■ What is expected
From the data that follows, copy every line holding the string "text".
:: Given information
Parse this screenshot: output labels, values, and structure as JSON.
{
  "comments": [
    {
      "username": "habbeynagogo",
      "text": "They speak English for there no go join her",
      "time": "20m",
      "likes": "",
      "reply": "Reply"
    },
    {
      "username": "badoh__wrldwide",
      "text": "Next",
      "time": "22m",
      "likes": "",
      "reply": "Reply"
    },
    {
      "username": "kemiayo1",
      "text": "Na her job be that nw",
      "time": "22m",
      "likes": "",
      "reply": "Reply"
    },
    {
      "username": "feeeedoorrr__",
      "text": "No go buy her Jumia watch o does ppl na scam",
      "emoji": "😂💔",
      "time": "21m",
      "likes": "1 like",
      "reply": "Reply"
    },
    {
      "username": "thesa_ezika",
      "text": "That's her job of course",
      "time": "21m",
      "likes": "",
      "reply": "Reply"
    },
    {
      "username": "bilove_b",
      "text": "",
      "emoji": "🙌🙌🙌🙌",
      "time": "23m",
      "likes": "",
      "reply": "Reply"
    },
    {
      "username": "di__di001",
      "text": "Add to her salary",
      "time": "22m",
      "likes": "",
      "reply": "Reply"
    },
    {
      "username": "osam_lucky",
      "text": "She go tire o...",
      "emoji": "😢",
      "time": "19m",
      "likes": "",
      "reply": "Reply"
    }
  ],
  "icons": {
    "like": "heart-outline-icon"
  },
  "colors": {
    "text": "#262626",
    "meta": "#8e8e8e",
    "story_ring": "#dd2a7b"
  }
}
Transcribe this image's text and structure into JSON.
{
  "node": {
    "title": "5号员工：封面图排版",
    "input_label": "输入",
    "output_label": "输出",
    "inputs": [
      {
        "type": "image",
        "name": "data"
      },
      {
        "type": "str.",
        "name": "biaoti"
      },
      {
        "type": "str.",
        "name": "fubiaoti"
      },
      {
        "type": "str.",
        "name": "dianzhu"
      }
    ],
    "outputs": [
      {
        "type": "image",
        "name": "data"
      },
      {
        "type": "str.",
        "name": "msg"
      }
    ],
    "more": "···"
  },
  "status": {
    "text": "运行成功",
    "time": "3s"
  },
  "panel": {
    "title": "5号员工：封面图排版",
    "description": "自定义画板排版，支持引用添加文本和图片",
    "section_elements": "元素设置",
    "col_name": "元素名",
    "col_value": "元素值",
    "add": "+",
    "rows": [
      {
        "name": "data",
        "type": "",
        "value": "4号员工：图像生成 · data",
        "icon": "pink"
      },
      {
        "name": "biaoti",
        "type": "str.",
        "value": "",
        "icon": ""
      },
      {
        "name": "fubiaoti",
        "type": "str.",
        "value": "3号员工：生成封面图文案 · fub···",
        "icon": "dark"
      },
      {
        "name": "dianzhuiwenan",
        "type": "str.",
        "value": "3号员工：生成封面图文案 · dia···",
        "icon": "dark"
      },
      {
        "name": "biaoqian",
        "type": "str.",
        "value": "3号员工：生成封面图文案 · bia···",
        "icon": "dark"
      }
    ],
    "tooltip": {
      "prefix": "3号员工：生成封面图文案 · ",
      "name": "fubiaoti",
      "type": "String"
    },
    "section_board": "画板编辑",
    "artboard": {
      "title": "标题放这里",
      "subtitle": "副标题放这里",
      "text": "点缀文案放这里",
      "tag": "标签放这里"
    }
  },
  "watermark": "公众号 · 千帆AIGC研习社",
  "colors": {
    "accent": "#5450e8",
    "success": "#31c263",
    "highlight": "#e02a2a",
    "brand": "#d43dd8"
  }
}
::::
■ Response
      "text": "They speak English for there no go join her",
      "text": "Next",
      "text": "Na her job be that nw",
      "text": "No go buy her Jumia watch o does ppl na scam",
      "text": "That's her job of course",
      "text": "",
      "text": "Add to her salary",
      "text": "She go tire o...",
    "text": "#262626",
Transcribe this image's text and structure into JSON.
    "text": "运行成功",
      "text": "点缀文案放这里",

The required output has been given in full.